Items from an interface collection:
******************************

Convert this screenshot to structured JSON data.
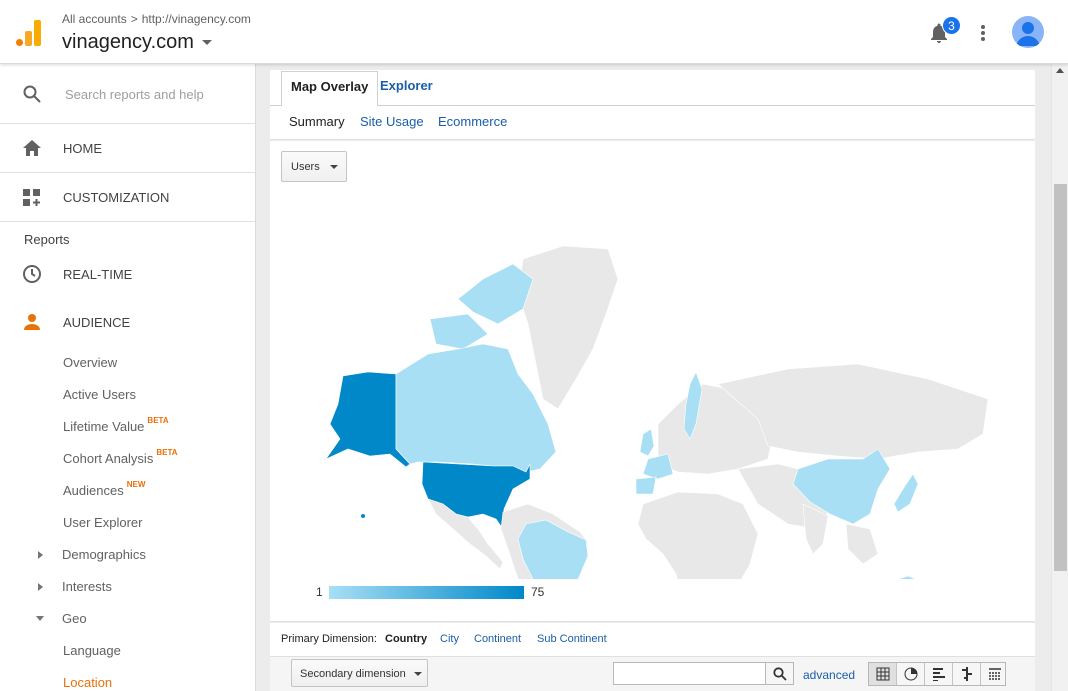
{
  "header": {
    "breadcrumb_root": "All accounts",
    "breadcrumb_sep": ">",
    "breadcrumb_site": "http://vinagency.com",
    "account_name": "vinagency.com",
    "notification_count": "3"
  },
  "sidebar": {
    "search_placeholder": "Search reports and help",
    "home": "HOME",
    "customization": "CUSTOMIZATION",
    "reports_label": "Reports",
    "realtime": "REAL-TIME",
    "audience": "AUDIENCE",
    "audience_items": {
      "overview": "Overview",
      "active_users": "Active Users",
      "lifetime_value": "Lifetime Value",
      "lifetime_badge": "BETA",
      "cohort": "Cohort Analysis",
      "cohort_badge": "BETA",
      "audiences": "Audiences",
      "audiences_badge": "NEW",
      "user_explorer": "User Explorer",
      "demographics": "Demographics",
      "interests": "Interests",
      "geo": "Geo",
      "language": "Language",
      "location": "Location"
    }
  },
  "main": {
    "tabs": [
      "Map Overlay",
      "Explorer"
    ],
    "subtabs": [
      "Summary",
      "Site Usage",
      "Ecommerce"
    ],
    "metric_dropdown": "Users",
    "legend_min": "1",
    "legend_max": "75",
    "primary_dimension_label": "Primary Dimension:",
    "dimensions": [
      "Country",
      "City",
      "Continent",
      "Sub Continent"
    ],
    "secondary_dimension": "Secondary dimension",
    "search_value": "",
    "advanced": "advanced"
  },
  "colors": {
    "accent": "#e8710a",
    "link": "#1a5ea8",
    "map_high": "#0088c9",
    "map_low": "#a8dff5",
    "map_none": "#e8e8e8"
  }
}
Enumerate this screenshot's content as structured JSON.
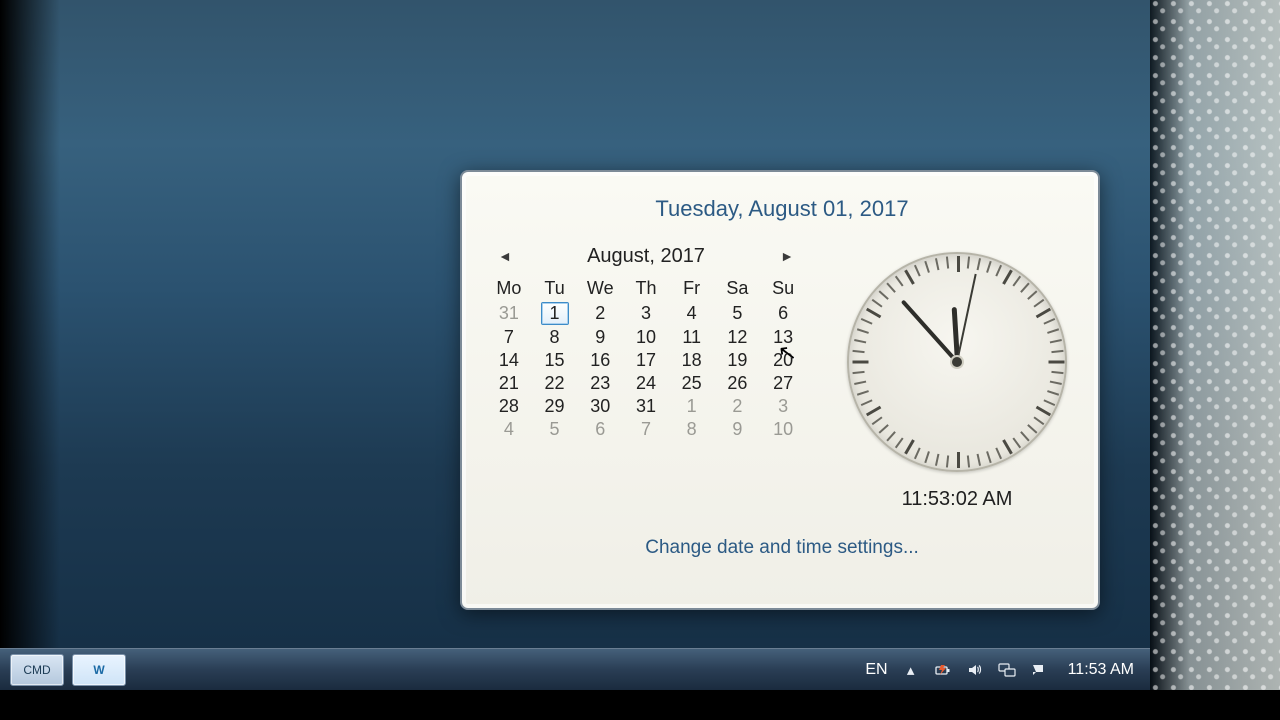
{
  "header": {
    "date_long": "Tuesday, August 01, 2017"
  },
  "calendar": {
    "month_label": "August, 2017",
    "prev_glyph": "◄",
    "next_glyph": "►",
    "day_headers": [
      "Mo",
      "Tu",
      "We",
      "Th",
      "Fr",
      "Sa",
      "Su"
    ],
    "weeks": [
      [
        {
          "d": "31",
          "dim": true
        },
        {
          "d": "1",
          "today": true
        },
        {
          "d": "2"
        },
        {
          "d": "3"
        },
        {
          "d": "4"
        },
        {
          "d": "5"
        },
        {
          "d": "6"
        }
      ],
      [
        {
          "d": "7"
        },
        {
          "d": "8"
        },
        {
          "d": "9"
        },
        {
          "d": "10"
        },
        {
          "d": "11"
        },
        {
          "d": "12"
        },
        {
          "d": "13"
        }
      ],
      [
        {
          "d": "14"
        },
        {
          "d": "15"
        },
        {
          "d": "16"
        },
        {
          "d": "17"
        },
        {
          "d": "18"
        },
        {
          "d": "19"
        },
        {
          "d": "20"
        }
      ],
      [
        {
          "d": "21"
        },
        {
          "d": "22"
        },
        {
          "d": "23"
        },
        {
          "d": "24"
        },
        {
          "d": "25"
        },
        {
          "d": "26"
        },
        {
          "d": "27"
        }
      ],
      [
        {
          "d": "28"
        },
        {
          "d": "29"
        },
        {
          "d": "30"
        },
        {
          "d": "31"
        },
        {
          "d": "1",
          "dim": true
        },
        {
          "d": "2",
          "dim": true
        },
        {
          "d": "3",
          "dim": true
        }
      ],
      [
        {
          "d": "4",
          "dim": true
        },
        {
          "d": "5",
          "dim": true
        },
        {
          "d": "6",
          "dim": true
        },
        {
          "d": "7",
          "dim": true
        },
        {
          "d": "8",
          "dim": true
        },
        {
          "d": "9",
          "dim": true
        },
        {
          "d": "10",
          "dim": true
        }
      ]
    ]
  },
  "clock": {
    "digital": "11:53:02 AM",
    "hours": 11,
    "minutes": 53,
    "seconds": 2
  },
  "link": {
    "change_settings": "Change date and time settings..."
  },
  "taskbar": {
    "lang": "EN",
    "time": "11:53 AM",
    "app1": "CMD",
    "app2": "W"
  }
}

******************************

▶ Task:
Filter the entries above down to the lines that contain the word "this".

▶ Exercise result:
Convert this screenshot to structured JSON data.
Enumerate this screenshot's content as structured JSON.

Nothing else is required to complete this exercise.